Thanks for the PMQ link about the use of eggs. I found it informative and useful in how I may look at any further tests with eggs.
I found all the doughs very easy to handle due mostly, I should think, to the relatively high percentage of yeast and the resultant degree of fermentation. As you may expect, the 63% hy. dough was the most extensible of the three. Further, that dough expanded about twice as much as the others, due in part, I'm sure, to the fact that these dough were stacked three deep in an igloo cooler with ice in the bottom, for about five hours at market, with the 63% dough being farthest from the ice.
As for the not so even browning on the bottoms, these pizzas are hard to bake sometimes, because when they start to cook, steam builds up under the dough and lifts the pie from the pan, probably because the pie is sauced and cheesed to the side of the pan, creating a seal by which the steam cannot escape. I once had a pie get away from me to the point that it was shaped like a hemisphere in the pan when I finally checked on it! That pie, needless to say, was Not one of my better ones. That aside, of the three pies baked on Tuesday, I much preferred the bottom browning of the 63% dough.

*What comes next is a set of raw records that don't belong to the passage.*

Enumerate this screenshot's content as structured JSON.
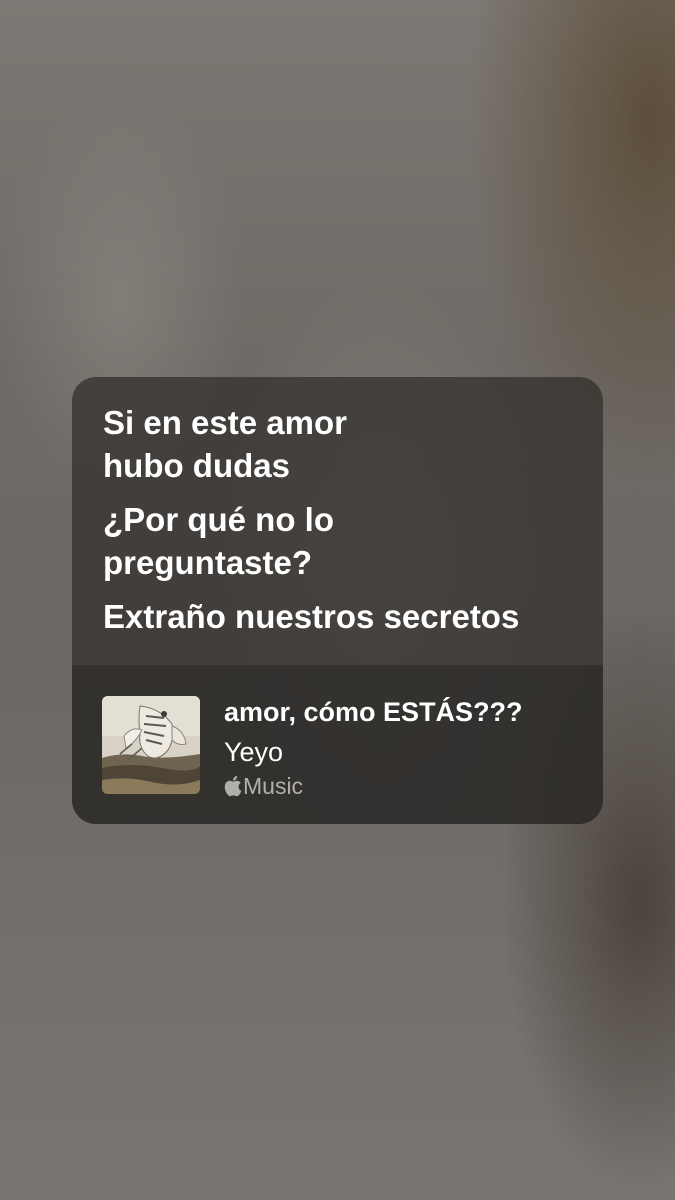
{
  "lyrics": {
    "lines": [
      "Si en este amor hubo dudas",
      "¿Por qué no lo preguntaste?",
      "Extraño nuestros secretos"
    ]
  },
  "song": {
    "title": "amor, cómo ESTÁS???",
    "artist": "Yeyo",
    "service": "Music",
    "artwork_icon": "album-artwork"
  },
  "colors": {
    "card_bg": "#343230",
    "text": "#ffffff",
    "service_text": "#dcdad7"
  }
}
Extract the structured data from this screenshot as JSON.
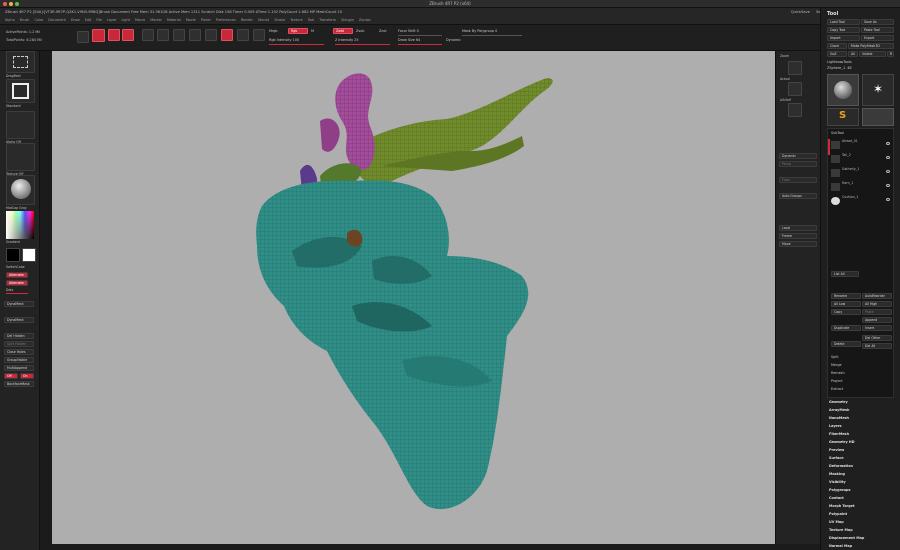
{
  "window": {
    "title": "ZBrush 4R7 P2 (x64)",
    "traffic_colors": [
      "#ec5f57",
      "#e3bd3d",
      "#5dc24b"
    ]
  },
  "menubar": {
    "info_text": "ZBrush 4R7 P2 [S4A]:[VT3R-9R7P-Q2K1-V9N3-9RBQ]Brush Document  Free Mem 31.561GB  Active Mem 1311  Scratch Disk 156  Timer 0.009  ATime 1.152  PolyCount 2.682 MP  MeshCount 10",
    "right_items": [
      "QuickSave",
      "See-through 0",
      "Menus",
      "DefaultZScript"
    ],
    "menus": [
      "Alpha",
      "Brush",
      "Color",
      "Document",
      "Draw",
      "Edit",
      "File",
      "Layer",
      "Light",
      "Macro",
      "Marker",
      "Material",
      "Movie",
      "Picker",
      "Preferences",
      "Render",
      "Stencil",
      "Stroke",
      "Texture",
      "Tool",
      "Transform",
      "Zplugin",
      "Zscript"
    ]
  },
  "top": {
    "active_points": "ActivePoints: 1.2 Mil",
    "total_points": "TotalPoints: 6.284 Mil",
    "btn_draw": "Draw",
    "btn_move": "Move",
    "btn_scale": "Scale",
    "btn_rotate": "Rotate",
    "mrgb": "Mrgb",
    "rgb": "Rgb",
    "m": "M",
    "zadd": "Zadd",
    "zsub": "Zsub",
    "zcut": "Zcut",
    "rgb_intensity": "Rgb Intensity 100",
    "z_intensity": "Z Intensity 25",
    "focal_shift": "Focal Shift 0",
    "draw_size": "Draw Size 64",
    "dynamic": "Dynamic",
    "mask_polygroup": "Mask By Polygroup 0"
  },
  "left": {
    "lightbox": "LightBox",
    "brush": "Standard",
    "stroke": "DragRect",
    "alpha": "Alpha Off",
    "texture": "Texture Off",
    "material": "MatCap Gray",
    "gradient": "Gradient",
    "switch_color": "SwitchColor",
    "alternate": "Alternate",
    "dots": "Dots",
    "dynamesh": "DynaMesh",
    "del_hidden": "Del Hidden",
    "split_hidden": "Split Hidden",
    "close_holes": "Close Holes",
    "group_visible": "GroupVisible",
    "insert_append": "MultiAppend",
    "off": "Off",
    "on": "On",
    "backface": "BackfaceMask"
  },
  "rshelf": {
    "persp": "Persp",
    "floor": "Floor",
    "local": "Local",
    "frame": "Frame",
    "move": "Move",
    "zoom3d": "Scale",
    "rotate": "Rotate",
    "polyf": "PolyF",
    "transp": "Transp",
    "ghost": "Ghost",
    "solo": "Solo",
    "xpose": "Xpose",
    "zoom": "Zoom",
    "actual": "Actual",
    "aahalf": "AAHalf",
    "dynamic": "Dynamic",
    "auto_groups": "Auto Groups"
  },
  "tray": {
    "header": "Tool",
    "load": "Load Tool",
    "save": "Save As",
    "copy": "Copy Tool",
    "paste": "Paste Tool",
    "import": "Import",
    "export": "Export",
    "clone": "Clone",
    "make_polymesh": "Make PolyMesh3D",
    "goz": "GoZ",
    "all": "All",
    "visible": "Visible",
    "r": "R",
    "lightbox_tools": "Lightbox▸Tools",
    "current_tool": "ZSphere_1. 48",
    "subtool": "SubTool",
    "subtools": [
      "Ahead_01",
      "Tail_2",
      "Gatherly_1",
      "Horn_1",
      "Cushion_1"
    ],
    "list_all": "List All",
    "rename": "Rename",
    "auto_reorder": "AutoReorder",
    "all_low": "All Low",
    "all_high": "All High",
    "copy_st": "Copy",
    "paste_st": "Paste",
    "append": "Append",
    "duplicate": "Duplicate",
    "insert": "Insert",
    "delete": "Delete",
    "del_other": "Del Other",
    "del_all": "Del All",
    "split": "Split",
    "merge": "Merge",
    "remesh": "Remesh",
    "project": "Project",
    "extract": "Extract",
    "menus": [
      "Geometry",
      "ArrayMesh",
      "NanoMesh",
      "Layers",
      "FiberMesh",
      "Geometry HD",
      "Preview",
      "Surface",
      "Deformation",
      "Masking",
      "Visibility",
      "Polygroups",
      "Contact",
      "Morph Target",
      "Polypaint",
      "UV Map",
      "Texture Map",
      "Displacement Map",
      "Normal Map",
      "Vector Displacement Map"
    ]
  },
  "colors": {
    "accent_red": "#d12b3b",
    "canvas": "#aeaeae",
    "body_teal": "#2f8e87",
    "horn_green": "#6f8b2c",
    "feather_magenta": "#a24d9a",
    "leaf_purple": "#5a3a8a"
  }
}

In the future, I may conduct more experiments using a greater % of both eggs and milk, adjusting the amount of water accordingly, of course.